[Items listed in a dataset]
##########
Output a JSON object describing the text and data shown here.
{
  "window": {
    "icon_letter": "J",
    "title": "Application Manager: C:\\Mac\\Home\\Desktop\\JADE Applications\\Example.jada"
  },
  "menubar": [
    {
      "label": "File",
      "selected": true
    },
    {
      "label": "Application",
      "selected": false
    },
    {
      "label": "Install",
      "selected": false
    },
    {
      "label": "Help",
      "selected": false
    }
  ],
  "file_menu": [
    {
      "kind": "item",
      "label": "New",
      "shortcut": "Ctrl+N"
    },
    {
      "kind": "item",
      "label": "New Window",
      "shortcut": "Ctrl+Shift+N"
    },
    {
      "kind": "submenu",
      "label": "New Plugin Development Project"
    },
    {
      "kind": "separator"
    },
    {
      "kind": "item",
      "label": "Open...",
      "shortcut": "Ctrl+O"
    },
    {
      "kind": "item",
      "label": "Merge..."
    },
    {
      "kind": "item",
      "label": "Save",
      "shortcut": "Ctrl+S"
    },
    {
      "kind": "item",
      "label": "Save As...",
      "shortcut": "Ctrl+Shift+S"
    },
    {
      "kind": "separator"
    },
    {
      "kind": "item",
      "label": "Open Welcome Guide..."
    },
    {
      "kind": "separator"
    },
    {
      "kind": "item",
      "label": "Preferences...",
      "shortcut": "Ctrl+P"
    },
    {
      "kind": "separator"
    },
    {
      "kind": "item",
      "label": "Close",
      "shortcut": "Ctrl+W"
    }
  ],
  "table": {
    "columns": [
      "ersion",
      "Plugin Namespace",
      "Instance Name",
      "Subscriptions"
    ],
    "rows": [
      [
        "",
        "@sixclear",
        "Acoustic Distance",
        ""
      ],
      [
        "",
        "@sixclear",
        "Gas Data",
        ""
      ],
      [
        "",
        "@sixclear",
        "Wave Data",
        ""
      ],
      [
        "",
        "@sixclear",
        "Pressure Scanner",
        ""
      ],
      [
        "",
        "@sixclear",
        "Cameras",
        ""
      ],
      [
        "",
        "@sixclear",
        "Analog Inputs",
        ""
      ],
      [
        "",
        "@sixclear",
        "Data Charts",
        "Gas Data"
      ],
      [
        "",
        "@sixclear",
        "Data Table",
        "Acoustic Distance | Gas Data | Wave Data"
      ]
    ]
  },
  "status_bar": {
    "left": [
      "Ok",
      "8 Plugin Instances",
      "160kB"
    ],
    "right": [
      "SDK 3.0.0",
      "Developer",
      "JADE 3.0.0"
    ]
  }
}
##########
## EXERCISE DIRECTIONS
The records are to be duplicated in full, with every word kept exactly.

## TASK RESULT
Output a JSON object describing the text and data shown here.
{
  "window": {
    "icon_letter": "J",
    "title": "Application Manager: C:\\Mac\\Home\\Desktop\\JADE Applications\\Example.jada"
  },
  "menubar": [
    {
      "label": "File",
      "selected": true
    },
    {
      "label": "Application",
      "selected": false
    },
    {
      "label": "Install",
      "selected": false
    },
    {
      "label": "Help",
      "selected": false
    }
  ],
  "file_menu": [
    {
      "kind": "item",
      "label": "New",
      "shortcut": "Ctrl+N"
    },
    {
      "kind": "item",
      "label": "New Window",
      "shortcut": "Ctrl+Shift+N"
    },
    {
      "kind": "submenu",
      "label": "New Plugin Development Project"
    },
    {
      "kind": "separator"
    },
    {
      "kind": "item",
      "label": "Open...",
      "shortcut": "Ctrl+O"
    },
    {
      "kind": "item",
      "label": "Merge..."
    },
    {
      "kind": "item",
      "label": "Save",
      "shortcut": "Ctrl+S"
    },
    {
      "kind": "item",
      "label": "Save As...",
      "shortcut": "Ctrl+Shift+S"
    },
    {
      "kind": "separator"
    },
    {
      "kind": "item",
      "label": "Open Welcome Guide..."
    },
    {
      "kind": "separator"
    },
    {
      "kind": "item",
      "label": "Preferences...",
      "shortcut": "Ctrl+P"
    },
    {
      "kind": "separator"
    },
    {
      "kind": "item",
      "label": "Close",
      "shortcut": "Ctrl+W"
    }
  ],
  "table": {
    "columns": [
      "ersion",
      "Plugin Namespace",
      "Instance Name",
      "Subscriptions"
    ],
    "rows": [
      [
        "",
        "@sixclear",
        "Acoustic Distance",
        ""
      ],
      [
        "",
        "@sixclear",
        "Gas Data",
        ""
      ],
      [
        "",
        "@sixclear",
        "Wave Data",
        ""
      ],
      [
        "",
        "@sixclear",
        "Pressure Scanner",
        ""
      ],
      [
        "",
        "@sixclear",
        "Cameras",
        ""
      ],
      [
        "",
        "@sixclear",
        "Analog Inputs",
        ""
      ],
      [
        "",
        "@sixclear",
        "Data Charts",
        "Gas Data"
      ],
      [
        "",
        "@sixclear",
        "Data Table",
        "Acoustic Distance | Gas Data | Wave Data"
      ]
    ]
  },
  "status_bar": {
    "left": [
      "Ok",
      "8 Plugin Instances",
      "160kB"
    ],
    "right": [
      "SDK 3.0.0",
      "Developer",
      "JADE 3.0.0"
    ]
  }
}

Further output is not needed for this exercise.